[Work required]:
From the entries below, list each line with "color".
++++ Records shown ++++
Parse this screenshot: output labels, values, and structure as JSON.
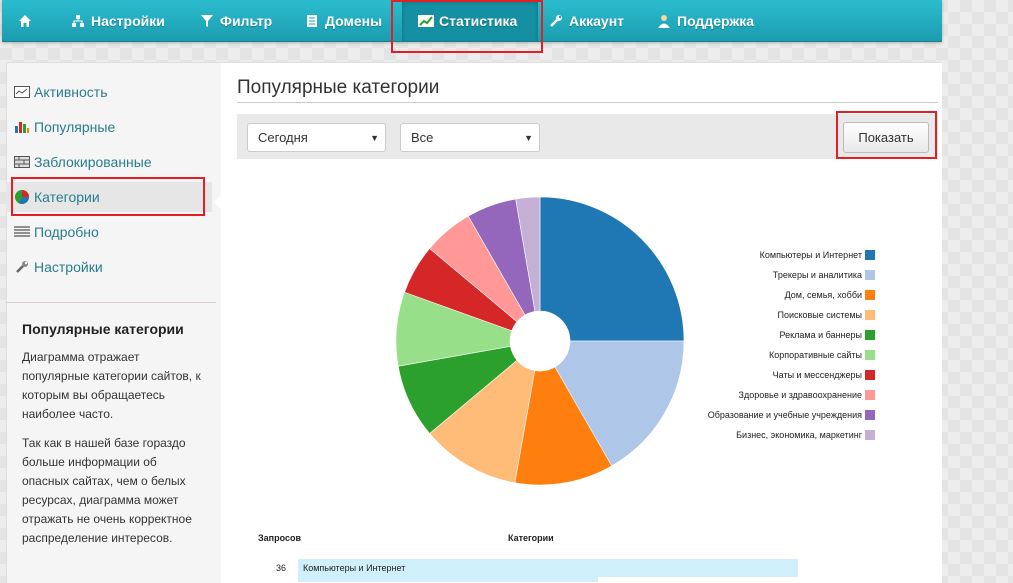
{
  "nav": {
    "home_icon": "home-icon",
    "items": [
      {
        "label": "Настройки",
        "icon": "sitemap-icon"
      },
      {
        "label": "Фильтр",
        "icon": "filter-icon"
      },
      {
        "label": "Домены",
        "icon": "document-icon"
      },
      {
        "label": "Статистика",
        "icon": "chart-icon",
        "active": true
      },
      {
        "label": "Аккаунт",
        "icon": "wrench-icon"
      },
      {
        "label": "Поддержка",
        "icon": "user-icon"
      }
    ]
  },
  "sidebar": {
    "items": [
      {
        "label": "Активность",
        "icon": "activity-icon"
      },
      {
        "label": "Популярные",
        "icon": "bar-chart-icon"
      },
      {
        "label": "Заблокированные",
        "icon": "blocked-icon"
      },
      {
        "label": "Категории",
        "icon": "pie-chart-icon",
        "active": true
      },
      {
        "label": "Подробно",
        "icon": "list-icon"
      },
      {
        "label": "Настройки",
        "icon": "wrench-icon"
      }
    ],
    "info_title": "Популярные категории",
    "info_paragraphs": [
      "Диаграмма отражает популярные категории сайтов, к которым вы обращаетесь наиболее часто.",
      "Так как в нашей базе гораздо больше информации об опасных сайтах, чем о белых ресурсах, диаграмма может отражать не очень корректное распределение интересов."
    ]
  },
  "main": {
    "title": "Популярные категории",
    "period_select": "Сегодня",
    "filter_select": "Все",
    "show_button": "Показать"
  },
  "table": {
    "header_requests": "Запросов",
    "header_categories": "Категории",
    "rows": [
      {
        "count": "36",
        "category": "Компьютеры и Интернет"
      }
    ]
  },
  "chart_data": {
    "type": "pie",
    "title": "",
    "legend_position": "right",
    "series": [
      {
        "name": "Компьютеры и Интернет",
        "value": 25.0,
        "color": "#1f77b4"
      },
      {
        "name": "Трекеры и аналитика",
        "value": 16.7,
        "color": "#aec7e8"
      },
      {
        "name": "Дом, семья, хобби",
        "value": 11.1,
        "color": "#ff7f0e"
      },
      {
        "name": "Поисковые системы",
        "value": 11.1,
        "color": "#ffbb78"
      },
      {
        "name": "Реклама и баннеры",
        "value": 8.3,
        "color": "#2ca02c"
      },
      {
        "name": "Корпоративные сайты",
        "value": 8.3,
        "color": "#98df8a"
      },
      {
        "name": "Чаты и мессенджеры",
        "value": 5.6,
        "color": "#d62728"
      },
      {
        "name": "Здоровье и здравоохранение",
        "value": 5.6,
        "color": "#ff9896"
      },
      {
        "name": "Образование и учебные учреждения",
        "value": 5.6,
        "color": "#9467bd"
      },
      {
        "name": "Бизнес, экономика, маркетинг",
        "value": 2.7,
        "color": "#c5b0d5"
      }
    ]
  }
}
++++
[Your response]:
        "color": "#1f77b4"
        "color": "#aec7e8"
        "color": "#ff7f0e"
        "color": "#ffbb78"
        "color": "#2ca02c"
        "color": "#98df8a"
        "color": "#d62728"
        "color": "#ff9896"
        "color": "#9467bd"
        "color": "#c5b0d5"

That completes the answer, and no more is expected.